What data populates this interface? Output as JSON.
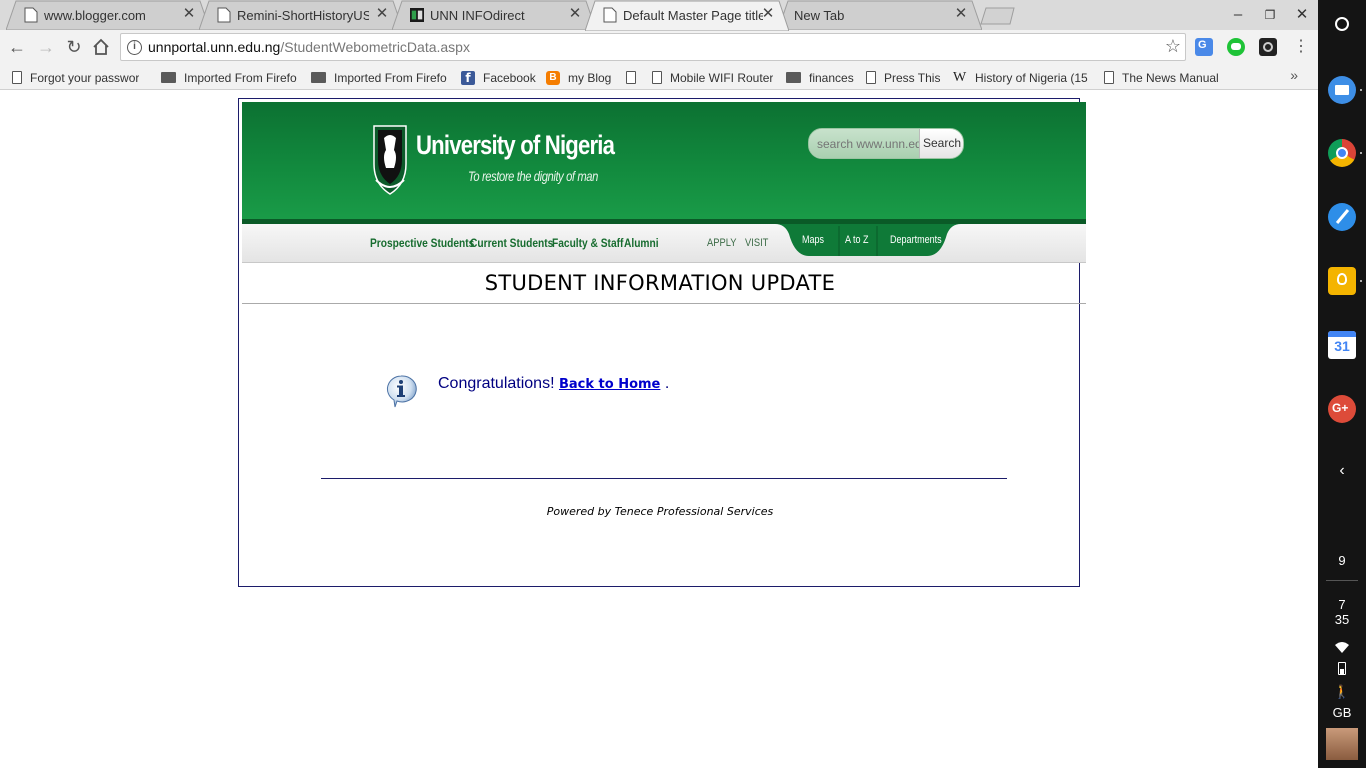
{
  "tabs": [
    {
      "title": "www.blogger.com",
      "icon": "page-icon"
    },
    {
      "title": "Remini-ShortHistoryUSA",
      "icon": "page-icon"
    },
    {
      "title": "UNN INFOdirect",
      "icon": "unn-favicon"
    },
    {
      "title": "Default Master Page title",
      "icon": "page-icon",
      "active": true
    },
    {
      "title": "New Tab",
      "icon": "none"
    }
  ],
  "address": {
    "host": "unnportal.unn.edu.ng",
    "path": "/StudentWebometricData.aspx"
  },
  "bookmarks": [
    {
      "label": "Forgot your passwor",
      "icon": "page"
    },
    {
      "label": "Imported From Firefo",
      "icon": "folder"
    },
    {
      "label": "Imported From Firefo",
      "icon": "folder"
    },
    {
      "label": "Facebook",
      "icon": "facebook"
    },
    {
      "label": "my Blog",
      "icon": "blogger"
    },
    {
      "label": "",
      "icon": "page"
    },
    {
      "label": "Mobile WIFI Router",
      "icon": "page"
    },
    {
      "label": "finances",
      "icon": "folder"
    },
    {
      "label": "Press This",
      "icon": "page"
    },
    {
      "label": "History of Nigeria (15",
      "icon": "wikipedia"
    },
    {
      "label": "The News Manual",
      "icon": "page"
    }
  ],
  "site": {
    "name": "University of Nigeria",
    "motto": "To restore the dignity of man",
    "search_placeholder": "search www.unn.edu.ng",
    "search_button": "Search",
    "nav": [
      "Prospective Students",
      "Current Students",
      "Faculty & Staff",
      "Alumni"
    ],
    "nav_light": [
      "APPLY",
      "VISIT"
    ],
    "nav_tabs": [
      "Maps",
      "A to Z",
      "Departments"
    ]
  },
  "page": {
    "title": "STUDENT INFORMATION UPDATE",
    "message": "Congratulations!",
    "link": "Back to Home",
    "message_end": " .",
    "footer": "Powered by Tenece Professional Services"
  },
  "tray": {
    "notifications": "9",
    "time_hour": "7",
    "time_min": "35",
    "ime": "GB"
  },
  "colors": {
    "unn_green": "#128a3e",
    "link": "#0000cc",
    "message": "#000080"
  }
}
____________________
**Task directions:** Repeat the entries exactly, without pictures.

**Output for this exercise:**
What data populates this interface? Output as JSON.
{
  "tabs": [
    {
      "title": "www.blogger.com",
      "icon": "page-icon"
    },
    {
      "title": "Remini-ShortHistoryUSA",
      "icon": "page-icon"
    },
    {
      "title": "UNN INFOdirect",
      "icon": "unn-favicon"
    },
    {
      "title": "Default Master Page title",
      "icon": "page-icon",
      "active": true
    },
    {
      "title": "New Tab",
      "icon": "none"
    }
  ],
  "address": {
    "host": "unnportal.unn.edu.ng",
    "path": "/StudentWebometricData.aspx"
  },
  "bookmarks": [
    {
      "label": "Forgot your passwor",
      "icon": "page"
    },
    {
      "label": "Imported From Firefo",
      "icon": "folder"
    },
    {
      "label": "Imported From Firefo",
      "icon": "folder"
    },
    {
      "label": "Facebook",
      "icon": "facebook"
    },
    {
      "label": "my Blog",
      "icon": "blogger"
    },
    {
      "label": "",
      "icon": "page"
    },
    {
      "label": "Mobile WIFI Router",
      "icon": "page"
    },
    {
      "label": "finances",
      "icon": "folder"
    },
    {
      "label": "Press This",
      "icon": "page"
    },
    {
      "label": "History of Nigeria (15",
      "icon": "wikipedia"
    },
    {
      "label": "The News Manual",
      "icon": "page"
    }
  ],
  "site": {
    "name": "University of Nigeria",
    "motto": "To restore the dignity of man",
    "search_placeholder": "search www.unn.edu.ng",
    "search_button": "Search",
    "nav": [
      "Prospective Students",
      "Current Students",
      "Faculty & Staff",
      "Alumni"
    ],
    "nav_light": [
      "APPLY",
      "VISIT"
    ],
    "nav_tabs": [
      "Maps",
      "A to Z",
      "Departments"
    ]
  },
  "page": {
    "title": "STUDENT INFORMATION UPDATE",
    "message": "Congratulations!",
    "link": "Back to Home",
    "message_end": " .",
    "footer": "Powered by Tenece Professional Services"
  },
  "tray": {
    "notifications": "9",
    "time_hour": "7",
    "time_min": "35",
    "ime": "GB"
  },
  "colors": {
    "unn_green": "#128a3e",
    "link": "#0000cc",
    "message": "#000080"
  }
}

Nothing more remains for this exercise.